Tag Archives: International development

Development goals, progress and philosophy

The UN’s long process of developing the post-2015 global follow-up to the Millennium Development Goals continues with the Open Working Group working on Sustainable Development Goals. Last week they released a draft. It has many plenty of goals and targets but lacks an overall concept of what progress means today. What might the wise have said about it in days gone by? Continue reading

Overseas aid and military spending, Round Two

The argument about whether overseas aid money can be spent on the military seems to be kicking off again. Indeed, it seems not only to have started up but to be institutionalised in negotiations between the UK Ministry of Defence and the Department for International Development. Continue reading

New Deal – real deal ?

In both low and middle income countries, well established arguments and solid evidence confirm that there is no real development without peace and only the peace of the graveyard without development. These conclusions have shifted the fulcrum of discussion about development over the past several years. But they have not yet added up to telling anybody how to do it. Continue reading

The state of the world

Today is publication day for the new edition of The State of the World Atlas. It presents information about the world – economics, politics, conflict, health, environment and demography – in a variety of forms, primarily in maps and other visuals, also in text. If you will excuse me, I want to introduce it to you. Continue reading
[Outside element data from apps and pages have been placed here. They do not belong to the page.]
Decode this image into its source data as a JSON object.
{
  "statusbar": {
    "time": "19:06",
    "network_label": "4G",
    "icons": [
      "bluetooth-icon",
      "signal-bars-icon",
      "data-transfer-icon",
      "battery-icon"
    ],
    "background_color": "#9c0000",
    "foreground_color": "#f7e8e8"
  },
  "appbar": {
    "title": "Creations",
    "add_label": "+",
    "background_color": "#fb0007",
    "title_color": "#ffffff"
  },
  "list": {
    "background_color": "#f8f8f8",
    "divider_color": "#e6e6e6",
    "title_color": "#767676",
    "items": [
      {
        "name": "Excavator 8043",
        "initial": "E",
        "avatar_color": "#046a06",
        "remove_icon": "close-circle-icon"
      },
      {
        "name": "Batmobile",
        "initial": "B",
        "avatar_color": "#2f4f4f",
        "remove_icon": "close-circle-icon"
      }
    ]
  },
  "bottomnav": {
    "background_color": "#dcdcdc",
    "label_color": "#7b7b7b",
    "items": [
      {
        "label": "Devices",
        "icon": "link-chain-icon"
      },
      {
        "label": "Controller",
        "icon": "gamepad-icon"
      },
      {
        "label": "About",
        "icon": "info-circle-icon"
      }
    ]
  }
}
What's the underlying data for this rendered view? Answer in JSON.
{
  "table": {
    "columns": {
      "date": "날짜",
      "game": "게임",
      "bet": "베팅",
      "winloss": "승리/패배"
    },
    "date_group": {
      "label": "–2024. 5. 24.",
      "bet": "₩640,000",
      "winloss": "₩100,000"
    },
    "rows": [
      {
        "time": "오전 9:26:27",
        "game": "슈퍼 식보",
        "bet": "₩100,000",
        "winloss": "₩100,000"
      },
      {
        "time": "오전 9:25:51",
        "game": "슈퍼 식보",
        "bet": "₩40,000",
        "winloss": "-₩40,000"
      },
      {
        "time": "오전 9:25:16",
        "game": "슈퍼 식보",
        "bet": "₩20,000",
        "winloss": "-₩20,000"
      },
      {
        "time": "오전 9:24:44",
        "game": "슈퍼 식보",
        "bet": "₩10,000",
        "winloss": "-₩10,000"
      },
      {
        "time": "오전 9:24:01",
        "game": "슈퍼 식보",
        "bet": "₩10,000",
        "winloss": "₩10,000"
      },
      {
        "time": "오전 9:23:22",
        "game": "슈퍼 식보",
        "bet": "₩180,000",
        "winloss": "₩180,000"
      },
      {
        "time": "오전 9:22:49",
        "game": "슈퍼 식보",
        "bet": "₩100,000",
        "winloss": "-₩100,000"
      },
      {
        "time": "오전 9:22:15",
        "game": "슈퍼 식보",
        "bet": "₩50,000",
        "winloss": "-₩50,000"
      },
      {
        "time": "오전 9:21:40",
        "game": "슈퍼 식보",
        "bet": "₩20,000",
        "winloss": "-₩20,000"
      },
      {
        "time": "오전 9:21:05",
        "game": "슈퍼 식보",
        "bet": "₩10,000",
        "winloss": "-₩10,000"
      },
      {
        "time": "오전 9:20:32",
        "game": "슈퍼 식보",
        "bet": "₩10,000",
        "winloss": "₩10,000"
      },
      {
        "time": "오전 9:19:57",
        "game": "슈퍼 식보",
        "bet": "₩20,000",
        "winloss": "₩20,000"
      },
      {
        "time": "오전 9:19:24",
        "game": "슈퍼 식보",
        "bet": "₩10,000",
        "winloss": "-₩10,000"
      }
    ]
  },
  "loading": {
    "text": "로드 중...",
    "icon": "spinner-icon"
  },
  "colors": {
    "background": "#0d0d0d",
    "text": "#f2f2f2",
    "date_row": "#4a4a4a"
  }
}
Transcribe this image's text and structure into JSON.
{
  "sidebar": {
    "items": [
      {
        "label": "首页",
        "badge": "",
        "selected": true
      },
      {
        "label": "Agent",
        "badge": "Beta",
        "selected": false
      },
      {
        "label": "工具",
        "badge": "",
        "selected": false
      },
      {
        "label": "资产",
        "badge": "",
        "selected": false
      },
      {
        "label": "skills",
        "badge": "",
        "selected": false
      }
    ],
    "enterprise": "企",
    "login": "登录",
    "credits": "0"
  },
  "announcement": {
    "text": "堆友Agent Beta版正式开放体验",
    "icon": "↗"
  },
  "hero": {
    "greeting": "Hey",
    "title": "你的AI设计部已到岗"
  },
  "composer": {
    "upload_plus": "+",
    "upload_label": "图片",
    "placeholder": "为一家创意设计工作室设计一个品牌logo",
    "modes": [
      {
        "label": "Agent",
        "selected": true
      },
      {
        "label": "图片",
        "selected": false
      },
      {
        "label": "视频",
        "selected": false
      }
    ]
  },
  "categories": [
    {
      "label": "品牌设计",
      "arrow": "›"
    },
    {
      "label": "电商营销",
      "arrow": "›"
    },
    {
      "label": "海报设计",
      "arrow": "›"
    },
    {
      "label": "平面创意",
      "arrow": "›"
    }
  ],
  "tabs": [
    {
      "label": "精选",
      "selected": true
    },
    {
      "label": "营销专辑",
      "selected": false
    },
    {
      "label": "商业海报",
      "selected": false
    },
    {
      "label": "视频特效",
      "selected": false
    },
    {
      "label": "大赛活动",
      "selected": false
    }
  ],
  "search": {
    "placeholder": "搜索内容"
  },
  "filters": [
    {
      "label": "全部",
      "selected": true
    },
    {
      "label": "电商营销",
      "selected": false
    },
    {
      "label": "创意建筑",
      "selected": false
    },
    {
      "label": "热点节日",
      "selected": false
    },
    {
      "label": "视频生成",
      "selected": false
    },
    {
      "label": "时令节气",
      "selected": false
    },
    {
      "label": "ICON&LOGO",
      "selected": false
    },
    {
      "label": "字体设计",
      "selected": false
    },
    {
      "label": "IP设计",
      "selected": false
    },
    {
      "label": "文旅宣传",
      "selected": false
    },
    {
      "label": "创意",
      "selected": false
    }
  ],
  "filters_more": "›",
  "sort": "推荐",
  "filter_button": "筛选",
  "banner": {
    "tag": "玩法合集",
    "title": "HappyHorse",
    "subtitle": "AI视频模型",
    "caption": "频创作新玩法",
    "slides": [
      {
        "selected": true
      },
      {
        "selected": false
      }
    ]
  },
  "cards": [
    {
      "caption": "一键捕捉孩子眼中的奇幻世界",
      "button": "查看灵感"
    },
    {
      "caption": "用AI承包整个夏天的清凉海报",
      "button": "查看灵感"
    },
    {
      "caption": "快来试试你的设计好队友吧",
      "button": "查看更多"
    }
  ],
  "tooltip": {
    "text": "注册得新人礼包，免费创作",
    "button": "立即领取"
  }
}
More, most and never before

What is the name of our age? The late Eric Hobsbawm wrote a series of brilliant histories that each named the era it covered - The Ages of Revolution, Capital,  Empire and, for the age in which I grew up and whose aftermath still shapes us,  the Age of Extremes. So what is the name of our age? Continue reading

Development aid debate – today and post-2015

Further to my 24 September post on the re-emerging debate in Britain about foreign aid, I neglected a major reason why the government’s commitment to spend 0.7 per cent of GDP on development assistance isn’t changing: Prime Minister David Cameron is co-chair of the UN High Level Panel on the future of development. No surprise, then, that he confirmed the 0.7 per cent commitment straight after the panel’s first meeting. Continue reading

Development aid – its opponents and proponents

A new debate is heating up in Britain about overseas development assistance – ODA. To foreign observers struck by how international generosity became a cross-party consensus here, it may come as something of a surprise that development aid is under pressure. But it is real and should be heeded for well-honed arguments are needed. Continue reading